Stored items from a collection
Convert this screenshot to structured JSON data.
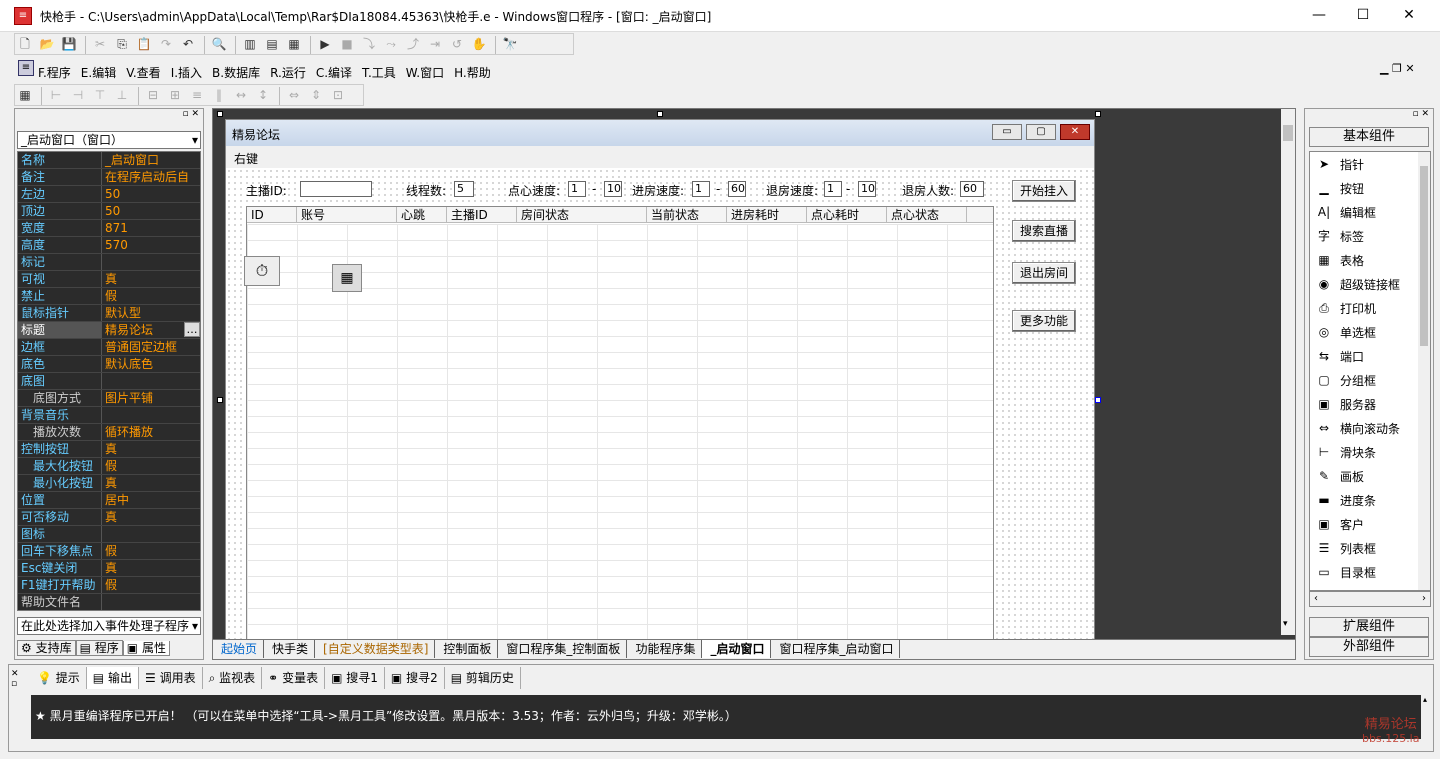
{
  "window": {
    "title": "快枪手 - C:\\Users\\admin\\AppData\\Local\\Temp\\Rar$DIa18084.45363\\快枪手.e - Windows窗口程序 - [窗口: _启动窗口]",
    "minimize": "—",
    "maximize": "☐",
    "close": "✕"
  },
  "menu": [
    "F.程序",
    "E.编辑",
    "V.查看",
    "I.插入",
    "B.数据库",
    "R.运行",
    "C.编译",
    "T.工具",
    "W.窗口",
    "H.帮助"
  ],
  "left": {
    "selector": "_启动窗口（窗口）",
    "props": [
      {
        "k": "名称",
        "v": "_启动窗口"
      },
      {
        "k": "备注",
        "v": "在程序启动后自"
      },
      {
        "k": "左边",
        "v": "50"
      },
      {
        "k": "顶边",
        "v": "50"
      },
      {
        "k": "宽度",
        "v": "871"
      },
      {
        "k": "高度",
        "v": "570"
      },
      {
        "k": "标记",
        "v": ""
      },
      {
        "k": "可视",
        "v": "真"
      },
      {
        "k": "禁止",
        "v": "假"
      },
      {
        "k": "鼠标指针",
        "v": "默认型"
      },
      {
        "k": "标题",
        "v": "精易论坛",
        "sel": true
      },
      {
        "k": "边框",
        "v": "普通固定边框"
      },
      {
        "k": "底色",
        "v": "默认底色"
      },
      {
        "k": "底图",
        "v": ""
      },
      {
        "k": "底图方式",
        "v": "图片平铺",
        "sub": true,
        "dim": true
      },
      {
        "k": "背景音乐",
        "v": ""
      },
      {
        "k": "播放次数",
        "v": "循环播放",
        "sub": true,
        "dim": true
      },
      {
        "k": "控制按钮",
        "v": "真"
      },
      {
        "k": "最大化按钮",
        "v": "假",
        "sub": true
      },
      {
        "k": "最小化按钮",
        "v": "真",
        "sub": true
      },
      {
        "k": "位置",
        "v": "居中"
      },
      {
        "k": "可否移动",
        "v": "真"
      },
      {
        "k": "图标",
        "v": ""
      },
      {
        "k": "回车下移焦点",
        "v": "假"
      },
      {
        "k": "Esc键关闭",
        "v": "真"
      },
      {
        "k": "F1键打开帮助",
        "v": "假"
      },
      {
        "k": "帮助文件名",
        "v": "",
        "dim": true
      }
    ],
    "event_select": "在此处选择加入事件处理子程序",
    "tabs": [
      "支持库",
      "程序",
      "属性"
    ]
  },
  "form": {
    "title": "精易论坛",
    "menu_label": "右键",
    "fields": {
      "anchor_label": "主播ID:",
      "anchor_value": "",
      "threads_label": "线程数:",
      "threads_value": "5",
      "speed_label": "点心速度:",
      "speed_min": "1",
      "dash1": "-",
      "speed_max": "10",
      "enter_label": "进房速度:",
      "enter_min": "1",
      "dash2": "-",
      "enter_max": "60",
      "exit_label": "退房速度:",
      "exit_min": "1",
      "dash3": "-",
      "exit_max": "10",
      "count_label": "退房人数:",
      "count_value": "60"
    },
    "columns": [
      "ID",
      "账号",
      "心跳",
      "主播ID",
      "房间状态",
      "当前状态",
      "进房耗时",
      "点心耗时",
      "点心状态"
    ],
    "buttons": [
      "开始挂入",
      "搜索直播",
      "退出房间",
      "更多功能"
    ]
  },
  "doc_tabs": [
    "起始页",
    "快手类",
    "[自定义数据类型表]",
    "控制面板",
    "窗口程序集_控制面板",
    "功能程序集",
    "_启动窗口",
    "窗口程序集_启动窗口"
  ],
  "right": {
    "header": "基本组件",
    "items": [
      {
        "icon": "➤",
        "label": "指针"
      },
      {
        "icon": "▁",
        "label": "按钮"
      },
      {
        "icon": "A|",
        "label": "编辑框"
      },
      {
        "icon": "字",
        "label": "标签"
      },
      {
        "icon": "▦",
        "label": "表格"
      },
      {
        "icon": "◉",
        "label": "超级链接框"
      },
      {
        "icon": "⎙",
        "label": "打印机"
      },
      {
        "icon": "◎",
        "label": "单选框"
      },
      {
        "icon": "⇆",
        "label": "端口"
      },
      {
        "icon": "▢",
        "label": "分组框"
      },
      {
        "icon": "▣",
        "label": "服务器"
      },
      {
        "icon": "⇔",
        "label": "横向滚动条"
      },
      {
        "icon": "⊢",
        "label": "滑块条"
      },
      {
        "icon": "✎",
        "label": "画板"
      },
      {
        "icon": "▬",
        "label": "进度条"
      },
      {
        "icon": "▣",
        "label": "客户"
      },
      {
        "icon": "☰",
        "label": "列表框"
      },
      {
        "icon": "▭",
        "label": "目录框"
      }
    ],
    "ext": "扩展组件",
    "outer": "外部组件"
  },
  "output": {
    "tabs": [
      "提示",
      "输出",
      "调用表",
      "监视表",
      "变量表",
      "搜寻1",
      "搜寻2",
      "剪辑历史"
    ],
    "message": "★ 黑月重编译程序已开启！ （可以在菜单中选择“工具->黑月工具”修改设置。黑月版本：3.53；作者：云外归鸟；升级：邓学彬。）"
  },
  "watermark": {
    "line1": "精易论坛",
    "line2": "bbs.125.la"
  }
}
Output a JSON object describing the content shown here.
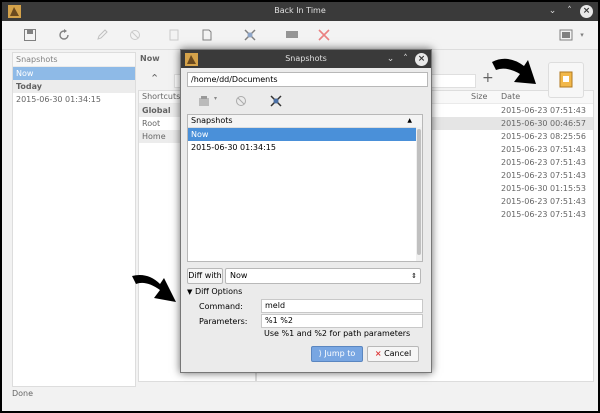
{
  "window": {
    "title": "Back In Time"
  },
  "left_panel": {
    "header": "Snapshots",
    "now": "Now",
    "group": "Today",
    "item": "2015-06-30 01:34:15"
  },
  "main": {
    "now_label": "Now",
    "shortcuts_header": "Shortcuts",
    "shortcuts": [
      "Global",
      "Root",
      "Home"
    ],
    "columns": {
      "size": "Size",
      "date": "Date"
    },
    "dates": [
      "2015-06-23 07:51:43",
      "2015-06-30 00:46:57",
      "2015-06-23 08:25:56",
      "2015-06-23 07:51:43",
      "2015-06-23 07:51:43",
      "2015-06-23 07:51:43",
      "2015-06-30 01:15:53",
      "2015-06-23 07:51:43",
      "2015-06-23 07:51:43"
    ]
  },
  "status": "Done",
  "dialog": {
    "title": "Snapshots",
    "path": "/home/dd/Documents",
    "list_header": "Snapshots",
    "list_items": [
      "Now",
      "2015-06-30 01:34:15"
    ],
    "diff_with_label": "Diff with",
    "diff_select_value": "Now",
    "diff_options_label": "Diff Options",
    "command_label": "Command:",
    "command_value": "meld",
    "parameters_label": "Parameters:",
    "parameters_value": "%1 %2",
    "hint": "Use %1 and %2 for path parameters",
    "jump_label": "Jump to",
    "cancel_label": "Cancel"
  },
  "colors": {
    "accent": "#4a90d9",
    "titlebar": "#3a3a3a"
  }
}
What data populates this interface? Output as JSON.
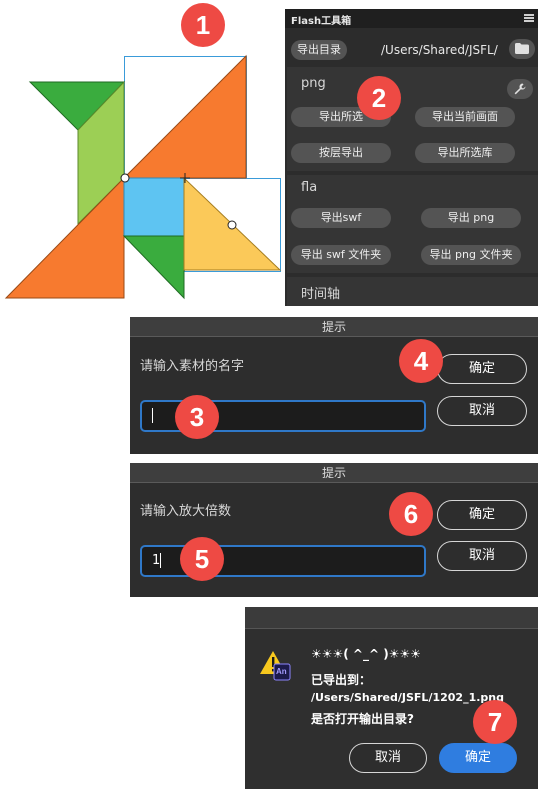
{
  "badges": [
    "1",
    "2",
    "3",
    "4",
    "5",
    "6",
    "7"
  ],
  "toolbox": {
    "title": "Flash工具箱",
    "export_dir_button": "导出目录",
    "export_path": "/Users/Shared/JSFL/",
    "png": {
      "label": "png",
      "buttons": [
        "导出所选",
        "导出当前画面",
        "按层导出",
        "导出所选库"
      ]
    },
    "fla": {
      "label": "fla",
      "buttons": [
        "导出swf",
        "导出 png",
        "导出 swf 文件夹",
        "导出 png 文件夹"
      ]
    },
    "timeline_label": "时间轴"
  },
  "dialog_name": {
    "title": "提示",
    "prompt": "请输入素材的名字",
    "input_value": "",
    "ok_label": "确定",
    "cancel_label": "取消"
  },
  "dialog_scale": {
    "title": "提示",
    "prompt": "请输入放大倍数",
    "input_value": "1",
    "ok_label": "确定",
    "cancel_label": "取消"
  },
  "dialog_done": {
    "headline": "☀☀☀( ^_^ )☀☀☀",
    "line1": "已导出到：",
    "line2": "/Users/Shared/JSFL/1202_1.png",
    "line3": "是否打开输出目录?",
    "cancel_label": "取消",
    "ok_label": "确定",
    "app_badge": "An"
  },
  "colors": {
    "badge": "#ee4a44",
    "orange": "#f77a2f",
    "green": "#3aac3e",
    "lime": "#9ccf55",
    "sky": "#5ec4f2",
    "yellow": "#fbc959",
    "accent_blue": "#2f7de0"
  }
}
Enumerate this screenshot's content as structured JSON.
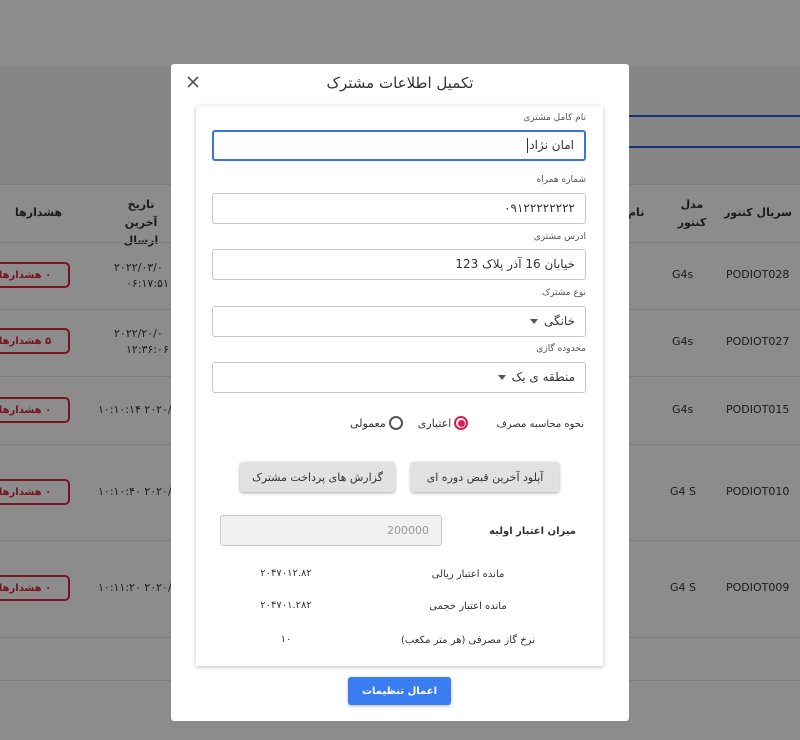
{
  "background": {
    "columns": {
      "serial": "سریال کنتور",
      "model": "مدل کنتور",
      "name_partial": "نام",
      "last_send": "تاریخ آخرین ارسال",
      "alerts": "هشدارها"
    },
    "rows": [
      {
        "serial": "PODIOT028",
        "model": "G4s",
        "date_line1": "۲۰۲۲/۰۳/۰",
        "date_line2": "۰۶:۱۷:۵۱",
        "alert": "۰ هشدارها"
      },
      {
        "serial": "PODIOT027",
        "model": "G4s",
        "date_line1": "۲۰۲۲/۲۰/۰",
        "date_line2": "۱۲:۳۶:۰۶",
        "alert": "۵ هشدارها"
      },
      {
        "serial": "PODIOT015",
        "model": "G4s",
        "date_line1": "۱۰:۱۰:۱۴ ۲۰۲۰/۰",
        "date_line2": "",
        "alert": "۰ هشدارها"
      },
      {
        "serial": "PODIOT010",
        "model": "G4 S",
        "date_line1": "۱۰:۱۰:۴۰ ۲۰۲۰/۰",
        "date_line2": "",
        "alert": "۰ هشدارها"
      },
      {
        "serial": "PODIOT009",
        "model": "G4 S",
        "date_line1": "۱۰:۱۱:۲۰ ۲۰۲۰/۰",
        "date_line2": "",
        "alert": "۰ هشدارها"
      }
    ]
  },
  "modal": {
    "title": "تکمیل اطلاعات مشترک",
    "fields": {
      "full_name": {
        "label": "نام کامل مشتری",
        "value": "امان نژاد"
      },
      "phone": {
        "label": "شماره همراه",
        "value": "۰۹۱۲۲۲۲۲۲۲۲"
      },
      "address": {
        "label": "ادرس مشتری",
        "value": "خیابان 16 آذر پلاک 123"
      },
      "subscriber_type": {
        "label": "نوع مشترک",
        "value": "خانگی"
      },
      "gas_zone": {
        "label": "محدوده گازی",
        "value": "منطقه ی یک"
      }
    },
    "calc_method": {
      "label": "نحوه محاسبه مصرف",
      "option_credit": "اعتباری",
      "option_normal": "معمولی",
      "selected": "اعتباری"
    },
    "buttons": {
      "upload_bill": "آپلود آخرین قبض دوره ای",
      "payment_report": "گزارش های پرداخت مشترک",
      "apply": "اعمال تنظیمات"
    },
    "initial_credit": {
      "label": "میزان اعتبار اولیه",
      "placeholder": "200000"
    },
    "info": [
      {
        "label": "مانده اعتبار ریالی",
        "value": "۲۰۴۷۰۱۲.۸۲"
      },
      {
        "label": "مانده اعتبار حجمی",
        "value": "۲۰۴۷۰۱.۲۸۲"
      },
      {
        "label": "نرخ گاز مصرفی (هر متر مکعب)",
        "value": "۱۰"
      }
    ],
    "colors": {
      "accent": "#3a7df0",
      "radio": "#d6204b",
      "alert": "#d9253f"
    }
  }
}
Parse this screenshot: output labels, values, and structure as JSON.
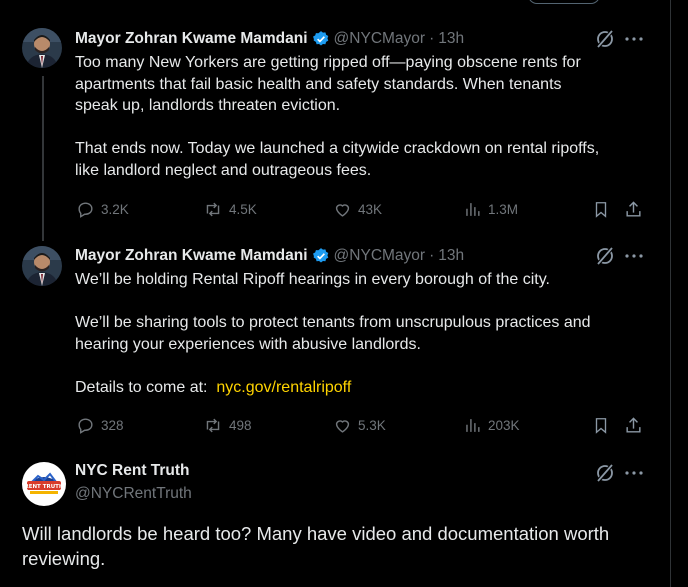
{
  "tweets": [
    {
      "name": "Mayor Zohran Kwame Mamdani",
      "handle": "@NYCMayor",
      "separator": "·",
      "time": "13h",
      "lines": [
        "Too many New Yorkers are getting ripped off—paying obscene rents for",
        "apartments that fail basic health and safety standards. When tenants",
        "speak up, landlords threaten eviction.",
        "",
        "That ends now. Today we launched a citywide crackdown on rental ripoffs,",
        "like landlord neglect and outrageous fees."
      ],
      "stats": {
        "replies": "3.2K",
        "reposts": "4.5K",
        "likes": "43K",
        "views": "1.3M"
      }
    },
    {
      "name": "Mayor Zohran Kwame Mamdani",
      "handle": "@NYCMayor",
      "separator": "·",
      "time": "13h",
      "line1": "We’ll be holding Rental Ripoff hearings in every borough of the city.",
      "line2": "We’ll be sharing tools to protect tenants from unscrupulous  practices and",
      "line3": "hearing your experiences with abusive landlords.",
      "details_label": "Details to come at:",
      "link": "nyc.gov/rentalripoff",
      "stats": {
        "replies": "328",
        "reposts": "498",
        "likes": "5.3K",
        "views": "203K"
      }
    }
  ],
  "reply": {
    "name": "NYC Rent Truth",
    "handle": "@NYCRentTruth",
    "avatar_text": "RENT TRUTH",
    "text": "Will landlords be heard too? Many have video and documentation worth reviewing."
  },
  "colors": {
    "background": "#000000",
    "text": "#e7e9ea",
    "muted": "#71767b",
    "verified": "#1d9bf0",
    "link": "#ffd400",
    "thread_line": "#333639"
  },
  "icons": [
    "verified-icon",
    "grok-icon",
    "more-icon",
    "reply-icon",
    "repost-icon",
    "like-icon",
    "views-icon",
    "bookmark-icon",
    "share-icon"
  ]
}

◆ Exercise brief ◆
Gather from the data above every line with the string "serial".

◆ Exercise response ◆
      "serial": "سریال کنتور",
        "serial": "PODIOT028",
        "serial": "PODIOT027",
        "serial": "PODIOT015",
        "serial": "PODIOT010",
        "serial": "PODIOT009",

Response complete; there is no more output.